by Stephen Tall on January 29, 2016

rhodes oriel

‘Cecil Rhodes statue to be kept by Oxford University college’, the BBC notes. Here’s my hot take…

1. I’m glad I’m not working in the alumni office at Oriel College – having been an Oxford fundraiser for 13 years, I can only begin to imagine the correspondence they’ve been dealing with since this storm erupted. Oriel says its decision to rescind its earlier decision and to let Rhodes statue stand has had nothing to do with the response of its old members. Yeah, right! I’ve no idea if the £100m threatened cost in lost donations and legacies is at all likely, but – let’s remember – Oriel was the last college in Oxford to agree to admit women (1986): there will be little sympathy with tearing down its heritage.

2. I find myself quite conflicted on the Rhodes Must Fall campaign. I go to Spain regularly (my partner is Spanish and our son has dual nationality), and to see the fascist dictator Franco publicly commemorated to this day, most notably with his tomb at Valle de los Caídos (The Valley of the Fallen), is jarring. Why haven’t the Spanish torn down these monuments, as Iraqis famously did when the statute of Saddam Hussein was toppled? Because both right and left made a conscious decision in 1975 to avoid any form of truth and reconciliation and instead to commit to el pacto del olvido (‘The Pact of Forgetting’) — which is easier said than done for those whose lives were torn apart by its brutal civil war.

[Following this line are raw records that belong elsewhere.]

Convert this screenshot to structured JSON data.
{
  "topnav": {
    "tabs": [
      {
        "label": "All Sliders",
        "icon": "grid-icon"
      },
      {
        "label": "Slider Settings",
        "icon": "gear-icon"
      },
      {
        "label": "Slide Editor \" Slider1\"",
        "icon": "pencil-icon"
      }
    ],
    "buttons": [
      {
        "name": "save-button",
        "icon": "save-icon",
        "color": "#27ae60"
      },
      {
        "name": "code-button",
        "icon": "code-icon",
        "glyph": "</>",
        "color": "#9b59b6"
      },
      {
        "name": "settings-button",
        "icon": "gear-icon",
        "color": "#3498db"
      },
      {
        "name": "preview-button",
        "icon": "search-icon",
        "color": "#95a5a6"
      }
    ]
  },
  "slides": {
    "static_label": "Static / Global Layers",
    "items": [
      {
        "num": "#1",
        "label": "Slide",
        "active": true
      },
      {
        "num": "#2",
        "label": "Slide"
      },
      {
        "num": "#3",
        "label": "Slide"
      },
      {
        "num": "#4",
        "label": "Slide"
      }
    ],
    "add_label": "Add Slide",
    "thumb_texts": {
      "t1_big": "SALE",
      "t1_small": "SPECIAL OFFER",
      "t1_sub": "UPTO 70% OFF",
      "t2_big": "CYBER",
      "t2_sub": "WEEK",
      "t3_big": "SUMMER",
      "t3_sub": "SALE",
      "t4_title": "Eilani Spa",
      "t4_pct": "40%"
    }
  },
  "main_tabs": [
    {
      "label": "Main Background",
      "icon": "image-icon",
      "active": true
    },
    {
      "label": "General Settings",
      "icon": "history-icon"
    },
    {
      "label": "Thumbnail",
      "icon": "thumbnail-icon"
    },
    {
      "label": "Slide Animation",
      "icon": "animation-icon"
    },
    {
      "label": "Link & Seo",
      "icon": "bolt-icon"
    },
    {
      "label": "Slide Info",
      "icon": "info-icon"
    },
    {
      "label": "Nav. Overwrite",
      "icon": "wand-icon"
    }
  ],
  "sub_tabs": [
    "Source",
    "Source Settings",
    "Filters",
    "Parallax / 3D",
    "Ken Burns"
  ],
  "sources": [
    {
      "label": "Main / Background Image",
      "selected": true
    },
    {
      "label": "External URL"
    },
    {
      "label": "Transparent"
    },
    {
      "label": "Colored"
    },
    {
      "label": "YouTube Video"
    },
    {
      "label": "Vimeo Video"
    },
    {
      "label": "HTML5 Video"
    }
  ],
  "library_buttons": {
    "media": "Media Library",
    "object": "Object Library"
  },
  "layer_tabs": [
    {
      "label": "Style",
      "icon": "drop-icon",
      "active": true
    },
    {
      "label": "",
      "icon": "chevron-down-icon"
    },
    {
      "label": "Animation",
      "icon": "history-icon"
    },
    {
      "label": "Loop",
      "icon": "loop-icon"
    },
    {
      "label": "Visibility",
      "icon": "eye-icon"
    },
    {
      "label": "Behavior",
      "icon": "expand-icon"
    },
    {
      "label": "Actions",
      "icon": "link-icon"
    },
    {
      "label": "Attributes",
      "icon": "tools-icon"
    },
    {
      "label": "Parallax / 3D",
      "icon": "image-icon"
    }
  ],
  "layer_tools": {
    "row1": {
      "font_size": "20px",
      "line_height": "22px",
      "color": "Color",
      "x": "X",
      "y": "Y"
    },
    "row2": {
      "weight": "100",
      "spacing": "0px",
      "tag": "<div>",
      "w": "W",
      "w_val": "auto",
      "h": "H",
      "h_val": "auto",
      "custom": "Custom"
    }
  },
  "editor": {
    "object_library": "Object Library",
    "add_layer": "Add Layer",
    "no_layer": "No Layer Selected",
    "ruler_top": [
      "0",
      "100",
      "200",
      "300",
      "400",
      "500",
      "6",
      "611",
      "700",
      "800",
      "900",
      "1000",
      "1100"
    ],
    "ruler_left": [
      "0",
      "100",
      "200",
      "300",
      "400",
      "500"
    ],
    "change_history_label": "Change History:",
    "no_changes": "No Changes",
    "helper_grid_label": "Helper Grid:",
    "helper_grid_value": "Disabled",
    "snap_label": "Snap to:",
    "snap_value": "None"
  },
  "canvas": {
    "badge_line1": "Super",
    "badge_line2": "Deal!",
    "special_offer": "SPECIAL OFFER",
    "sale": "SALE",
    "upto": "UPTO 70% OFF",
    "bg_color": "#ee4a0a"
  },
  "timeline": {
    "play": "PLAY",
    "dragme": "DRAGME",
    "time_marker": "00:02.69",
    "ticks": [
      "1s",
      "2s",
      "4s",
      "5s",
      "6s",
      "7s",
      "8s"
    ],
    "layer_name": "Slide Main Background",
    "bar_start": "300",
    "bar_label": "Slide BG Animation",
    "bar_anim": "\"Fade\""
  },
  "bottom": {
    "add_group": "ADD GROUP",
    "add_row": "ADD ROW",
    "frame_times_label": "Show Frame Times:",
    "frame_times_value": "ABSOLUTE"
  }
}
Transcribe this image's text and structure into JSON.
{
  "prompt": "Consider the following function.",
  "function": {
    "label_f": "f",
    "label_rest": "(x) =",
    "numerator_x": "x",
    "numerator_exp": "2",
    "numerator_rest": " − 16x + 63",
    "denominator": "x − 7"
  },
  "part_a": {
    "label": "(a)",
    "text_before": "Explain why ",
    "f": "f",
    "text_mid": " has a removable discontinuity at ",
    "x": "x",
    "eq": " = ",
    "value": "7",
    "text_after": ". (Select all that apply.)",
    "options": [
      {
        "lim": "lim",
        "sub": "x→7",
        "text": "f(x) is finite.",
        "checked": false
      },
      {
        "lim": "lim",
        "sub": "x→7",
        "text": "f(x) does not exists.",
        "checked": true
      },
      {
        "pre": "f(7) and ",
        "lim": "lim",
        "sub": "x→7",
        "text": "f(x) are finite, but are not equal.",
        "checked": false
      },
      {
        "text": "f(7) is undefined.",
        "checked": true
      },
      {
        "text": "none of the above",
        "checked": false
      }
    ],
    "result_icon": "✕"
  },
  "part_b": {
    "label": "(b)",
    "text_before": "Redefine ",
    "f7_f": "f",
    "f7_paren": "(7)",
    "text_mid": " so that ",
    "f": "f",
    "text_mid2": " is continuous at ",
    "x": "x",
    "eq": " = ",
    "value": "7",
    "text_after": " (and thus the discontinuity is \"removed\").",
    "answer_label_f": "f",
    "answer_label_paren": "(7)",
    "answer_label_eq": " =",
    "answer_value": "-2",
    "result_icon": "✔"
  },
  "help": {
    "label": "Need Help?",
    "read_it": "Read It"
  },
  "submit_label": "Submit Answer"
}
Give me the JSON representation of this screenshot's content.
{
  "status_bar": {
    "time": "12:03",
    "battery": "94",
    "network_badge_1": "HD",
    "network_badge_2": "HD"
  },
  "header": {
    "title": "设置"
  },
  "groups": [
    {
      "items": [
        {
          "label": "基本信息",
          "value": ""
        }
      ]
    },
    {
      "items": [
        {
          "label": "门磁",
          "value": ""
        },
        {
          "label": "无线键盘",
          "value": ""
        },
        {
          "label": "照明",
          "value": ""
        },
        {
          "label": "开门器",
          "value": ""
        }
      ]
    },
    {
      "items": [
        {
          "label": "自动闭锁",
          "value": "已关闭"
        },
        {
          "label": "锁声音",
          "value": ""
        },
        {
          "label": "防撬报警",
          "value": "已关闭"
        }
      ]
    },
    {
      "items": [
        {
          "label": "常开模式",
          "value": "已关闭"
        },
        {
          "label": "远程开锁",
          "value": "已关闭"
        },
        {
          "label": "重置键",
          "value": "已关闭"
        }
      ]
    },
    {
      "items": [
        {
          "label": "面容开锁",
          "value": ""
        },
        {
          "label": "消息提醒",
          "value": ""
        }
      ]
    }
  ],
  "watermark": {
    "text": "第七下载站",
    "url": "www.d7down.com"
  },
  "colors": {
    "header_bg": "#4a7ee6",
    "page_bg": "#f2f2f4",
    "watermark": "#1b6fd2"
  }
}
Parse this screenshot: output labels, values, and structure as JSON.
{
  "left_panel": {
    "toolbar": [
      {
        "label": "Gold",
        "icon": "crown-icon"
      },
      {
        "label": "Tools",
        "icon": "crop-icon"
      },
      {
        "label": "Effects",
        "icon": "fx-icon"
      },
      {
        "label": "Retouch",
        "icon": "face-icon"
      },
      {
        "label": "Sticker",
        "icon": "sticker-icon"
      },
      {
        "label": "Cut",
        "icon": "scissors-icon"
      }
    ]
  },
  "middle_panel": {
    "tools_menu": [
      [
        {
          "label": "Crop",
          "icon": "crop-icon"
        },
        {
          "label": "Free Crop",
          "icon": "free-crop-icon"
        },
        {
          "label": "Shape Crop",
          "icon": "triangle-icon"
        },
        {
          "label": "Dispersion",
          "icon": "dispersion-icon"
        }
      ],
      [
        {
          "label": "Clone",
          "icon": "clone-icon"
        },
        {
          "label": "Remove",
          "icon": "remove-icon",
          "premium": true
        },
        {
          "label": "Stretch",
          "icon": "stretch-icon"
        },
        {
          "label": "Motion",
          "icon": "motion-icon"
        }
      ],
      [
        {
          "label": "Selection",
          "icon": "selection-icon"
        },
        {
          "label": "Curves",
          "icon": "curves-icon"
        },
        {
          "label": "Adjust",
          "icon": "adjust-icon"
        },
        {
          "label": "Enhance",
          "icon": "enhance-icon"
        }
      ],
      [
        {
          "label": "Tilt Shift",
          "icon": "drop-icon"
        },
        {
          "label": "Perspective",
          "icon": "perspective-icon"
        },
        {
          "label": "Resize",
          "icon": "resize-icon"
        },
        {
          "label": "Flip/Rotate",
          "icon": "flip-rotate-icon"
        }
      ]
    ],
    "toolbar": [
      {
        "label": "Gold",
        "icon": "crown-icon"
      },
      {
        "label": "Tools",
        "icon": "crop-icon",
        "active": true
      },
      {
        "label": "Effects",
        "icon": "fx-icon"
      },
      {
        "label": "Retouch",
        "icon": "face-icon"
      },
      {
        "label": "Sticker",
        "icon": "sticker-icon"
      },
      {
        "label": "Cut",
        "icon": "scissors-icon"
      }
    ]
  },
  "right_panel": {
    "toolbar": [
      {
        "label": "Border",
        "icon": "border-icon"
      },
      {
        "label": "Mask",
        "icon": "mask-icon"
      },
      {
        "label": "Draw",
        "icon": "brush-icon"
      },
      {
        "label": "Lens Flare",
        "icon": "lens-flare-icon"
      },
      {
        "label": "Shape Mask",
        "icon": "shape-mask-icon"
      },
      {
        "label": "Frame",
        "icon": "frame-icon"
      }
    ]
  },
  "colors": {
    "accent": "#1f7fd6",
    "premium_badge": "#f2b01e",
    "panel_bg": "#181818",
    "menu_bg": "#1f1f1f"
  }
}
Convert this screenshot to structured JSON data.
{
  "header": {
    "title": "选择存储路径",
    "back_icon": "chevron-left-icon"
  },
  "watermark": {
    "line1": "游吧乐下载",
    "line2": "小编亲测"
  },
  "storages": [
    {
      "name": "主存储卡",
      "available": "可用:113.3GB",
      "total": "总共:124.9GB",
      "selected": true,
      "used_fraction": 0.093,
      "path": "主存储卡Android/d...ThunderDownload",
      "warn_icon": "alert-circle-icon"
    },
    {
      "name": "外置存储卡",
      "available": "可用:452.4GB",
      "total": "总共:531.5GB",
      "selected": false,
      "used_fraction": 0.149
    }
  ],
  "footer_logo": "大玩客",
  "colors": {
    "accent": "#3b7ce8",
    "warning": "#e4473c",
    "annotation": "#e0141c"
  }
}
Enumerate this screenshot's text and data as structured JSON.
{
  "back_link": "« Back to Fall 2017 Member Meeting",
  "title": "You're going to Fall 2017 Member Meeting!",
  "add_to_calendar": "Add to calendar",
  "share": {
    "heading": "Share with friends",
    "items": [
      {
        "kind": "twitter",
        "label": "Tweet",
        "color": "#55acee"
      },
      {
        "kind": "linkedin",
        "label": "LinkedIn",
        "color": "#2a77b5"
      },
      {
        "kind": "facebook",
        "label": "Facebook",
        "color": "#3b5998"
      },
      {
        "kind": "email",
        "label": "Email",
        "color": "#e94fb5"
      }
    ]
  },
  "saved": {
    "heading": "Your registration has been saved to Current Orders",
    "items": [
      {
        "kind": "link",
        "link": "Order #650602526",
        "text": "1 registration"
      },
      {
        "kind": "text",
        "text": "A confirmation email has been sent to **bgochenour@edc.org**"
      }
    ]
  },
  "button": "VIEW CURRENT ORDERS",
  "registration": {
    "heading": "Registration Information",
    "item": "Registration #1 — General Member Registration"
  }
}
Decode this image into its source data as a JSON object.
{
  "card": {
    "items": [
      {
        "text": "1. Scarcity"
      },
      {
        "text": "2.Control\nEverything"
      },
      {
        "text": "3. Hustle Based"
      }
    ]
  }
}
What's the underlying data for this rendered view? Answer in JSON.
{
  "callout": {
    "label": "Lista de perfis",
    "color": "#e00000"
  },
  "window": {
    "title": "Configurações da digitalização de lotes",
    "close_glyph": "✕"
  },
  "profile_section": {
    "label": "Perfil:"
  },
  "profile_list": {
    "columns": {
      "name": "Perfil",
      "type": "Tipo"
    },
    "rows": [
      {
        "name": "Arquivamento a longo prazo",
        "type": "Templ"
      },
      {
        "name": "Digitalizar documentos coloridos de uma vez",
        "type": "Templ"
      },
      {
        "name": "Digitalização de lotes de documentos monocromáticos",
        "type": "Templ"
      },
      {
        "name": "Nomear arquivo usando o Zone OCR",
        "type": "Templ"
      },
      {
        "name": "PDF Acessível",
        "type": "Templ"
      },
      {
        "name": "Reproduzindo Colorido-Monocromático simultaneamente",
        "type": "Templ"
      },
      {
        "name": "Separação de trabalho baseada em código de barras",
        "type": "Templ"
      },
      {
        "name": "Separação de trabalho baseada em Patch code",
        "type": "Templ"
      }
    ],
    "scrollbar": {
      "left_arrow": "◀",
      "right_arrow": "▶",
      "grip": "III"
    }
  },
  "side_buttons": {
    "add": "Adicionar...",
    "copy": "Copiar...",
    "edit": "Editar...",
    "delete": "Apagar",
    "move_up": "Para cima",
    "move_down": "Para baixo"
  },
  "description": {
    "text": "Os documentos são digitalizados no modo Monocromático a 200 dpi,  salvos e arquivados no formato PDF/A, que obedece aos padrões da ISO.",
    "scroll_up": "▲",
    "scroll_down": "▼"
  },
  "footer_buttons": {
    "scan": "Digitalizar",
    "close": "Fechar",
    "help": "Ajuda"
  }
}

3. Oliver Moody in The Times wrote the best defence of the Rhodes memorial I’ve read:

If the Rhodes statue must be a symbol, then let it be a symbol of our freedom to demur without hating; to criticise without silencing; to live in civil disagreement with our own history. It seems a bit thick that a boring effigy of a man you could very reasonably call a complete tool should become a monument to the established British tradition of not being a complete tool. But so be it. Rhodes must stand.

While Ian Dunt rightly reminded us not to conflate this latest student furore – an entirely legitimate debate about how we come to terms with our dubious past – with pathetic, infantilising attempts by student unions to close down debate through no-platforming controversial speakers:

The Cecil Rhodes statue does not have a voice. It is not talking. It cannot shut up any more than it already is. The petition calling for its removal does not demand that those who hold racist views or believe in colonialism should be censored. It is, admittedly, full of the usual rhetorical devices of the student censorship movement, including the insistence that the university is a “home” rather than a place of learning and a systematic misuse of the word “violence”. But the issue itself, whether the statue should be removed, is not a free speech issue. The only free speech issue which would arise is if those supporting “Rhodes Must Fall” are silenced from what is a perfectly valid debate.

4. Of course if Rhodes is pulled down, clean-up efforts won’t stop there. Just as US students at Princeton have turned their attention to the segregationist views of Woodrow Wilson, why wouldn’t British students question Winston Churchill’s racist attitudes and culpability for the Bengal famine? Once we put history in the dock, we won’t be short of blokes with dodgy pasts to put on trial.

5. My personal view is that there are far more important, useful ways of trying to make amends for our past than to debate bits of carved masonry. But, I’m aware (and many opposing Rhodes Must Fall would do well to imagine themselves into the protesters’ shoes for a moment) that is easy for me to say.